What amazes me sometimes is what people don't want to or won't walk through. Let me tell you, after some of my shed hunts, you might think I just got out of a cage match with a bear. Okay, that might be a bit of an exaggeration, but the point still holds. Find those absolutely thick nasty bedding areas and odds are they will be places that bucks like to bed, especially in the winter. Spend some time in and around those nasty thick bedding areas, and I'd bet you have a pretty good chance at stumbling across an antler or two.
2. Natural Food Sources
Though crops get the bulk of the attention when it comes to late season/winter food sources, if you have natural food sources in the area, these can be money when it comes to shed hunting. I personally don't have any crops or food sources set up specifically for winter to attract whitetails, so natural food sources are what I'm looking for. I find that often times, people will simply overlook or not seek out natural food sources. Depending on where you're located, or what's in the area, some natural food sources to be looking for could include any hard mast such as acorns or hickory nuts all the way to natural browse such as saplings, and types of branches and buds. Where I live in Minnesota, a popular winter food source for deer are mountain ash berries. If I can find an area of mountain ash trees with berries low enough for the deer to get at, I know my odds of finding sheds just went up.
3. Overlooked Public Land
Just like when it comes to hunting, there are always overlooked public parcels of land that hold deer that people simply don't take the time to walk. These might not look like much on a map, but even a small piece of land that's CRP or a small piece of public near a good food source could be prime. Last year, in the midst of my best shed season to date, I reeled in 14 or 15 antlers on one piece of public land and am fairly certain that between me and my friends, we were the only ones to shed hunt it. A tactic that I'll sometimes employ is to pick out a few pieces of public to check out over the course of a weekend. If I get to a certain piece of land and don't think it's holding many deer, I may take a quick speed walk, but if it looks like it received a lot of winter activity, I'll then spend more time going over the property in depth.
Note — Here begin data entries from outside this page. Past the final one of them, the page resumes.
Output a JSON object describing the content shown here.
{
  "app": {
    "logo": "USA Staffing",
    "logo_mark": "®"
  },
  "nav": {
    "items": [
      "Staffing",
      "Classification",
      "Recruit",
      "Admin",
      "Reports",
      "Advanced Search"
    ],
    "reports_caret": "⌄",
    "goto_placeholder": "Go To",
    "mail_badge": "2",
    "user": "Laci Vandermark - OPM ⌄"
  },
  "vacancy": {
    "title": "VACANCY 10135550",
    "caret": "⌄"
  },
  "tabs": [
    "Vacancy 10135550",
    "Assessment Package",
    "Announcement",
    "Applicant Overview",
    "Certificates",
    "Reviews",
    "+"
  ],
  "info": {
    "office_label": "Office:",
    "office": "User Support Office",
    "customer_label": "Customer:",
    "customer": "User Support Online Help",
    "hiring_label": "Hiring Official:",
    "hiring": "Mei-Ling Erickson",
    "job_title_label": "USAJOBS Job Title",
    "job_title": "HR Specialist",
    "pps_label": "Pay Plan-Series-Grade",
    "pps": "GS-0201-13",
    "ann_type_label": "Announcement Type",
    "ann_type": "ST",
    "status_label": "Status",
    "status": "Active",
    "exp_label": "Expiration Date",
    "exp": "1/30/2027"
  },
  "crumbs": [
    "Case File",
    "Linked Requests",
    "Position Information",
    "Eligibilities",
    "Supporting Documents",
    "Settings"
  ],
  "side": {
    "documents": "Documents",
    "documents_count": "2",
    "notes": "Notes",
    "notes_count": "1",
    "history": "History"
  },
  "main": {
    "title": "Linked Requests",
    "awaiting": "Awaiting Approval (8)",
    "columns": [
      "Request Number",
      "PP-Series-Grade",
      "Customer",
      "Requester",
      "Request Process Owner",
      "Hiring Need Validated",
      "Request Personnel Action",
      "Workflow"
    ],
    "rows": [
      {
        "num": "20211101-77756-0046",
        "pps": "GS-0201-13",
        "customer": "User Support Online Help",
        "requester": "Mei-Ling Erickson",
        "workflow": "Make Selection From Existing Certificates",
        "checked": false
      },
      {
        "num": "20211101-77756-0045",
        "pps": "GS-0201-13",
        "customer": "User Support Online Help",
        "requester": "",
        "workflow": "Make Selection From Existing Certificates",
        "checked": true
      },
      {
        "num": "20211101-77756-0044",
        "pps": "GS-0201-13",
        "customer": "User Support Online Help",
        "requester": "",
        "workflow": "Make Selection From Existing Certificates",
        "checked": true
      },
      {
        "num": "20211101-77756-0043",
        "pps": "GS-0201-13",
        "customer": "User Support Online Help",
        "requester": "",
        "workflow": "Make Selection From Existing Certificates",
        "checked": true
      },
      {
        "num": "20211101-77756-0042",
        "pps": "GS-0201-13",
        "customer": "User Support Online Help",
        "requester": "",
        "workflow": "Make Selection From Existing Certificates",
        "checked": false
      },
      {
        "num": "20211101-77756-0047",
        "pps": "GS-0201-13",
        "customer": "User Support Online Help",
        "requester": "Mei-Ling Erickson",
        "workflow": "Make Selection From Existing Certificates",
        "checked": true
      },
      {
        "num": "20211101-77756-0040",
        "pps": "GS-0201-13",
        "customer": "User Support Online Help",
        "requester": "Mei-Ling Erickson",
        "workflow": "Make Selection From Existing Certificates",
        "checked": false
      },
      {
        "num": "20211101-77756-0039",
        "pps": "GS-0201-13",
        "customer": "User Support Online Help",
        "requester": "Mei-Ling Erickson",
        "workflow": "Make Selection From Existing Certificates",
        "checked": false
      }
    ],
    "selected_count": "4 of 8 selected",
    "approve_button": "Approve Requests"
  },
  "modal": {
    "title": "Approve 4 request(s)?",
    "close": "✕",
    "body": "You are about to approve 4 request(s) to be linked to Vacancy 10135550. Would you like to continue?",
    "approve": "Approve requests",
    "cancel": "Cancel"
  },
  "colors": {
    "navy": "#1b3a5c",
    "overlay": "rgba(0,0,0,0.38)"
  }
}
If you are someone who loves to shed hunt, and get out there and find antlers, it's not always as cut and dry as some like to make it seem. You might have to put in a lot of work locating untapped areas, identifying overseen food sources, and spend some time in the thick nasty timber nobody else wants to walk through.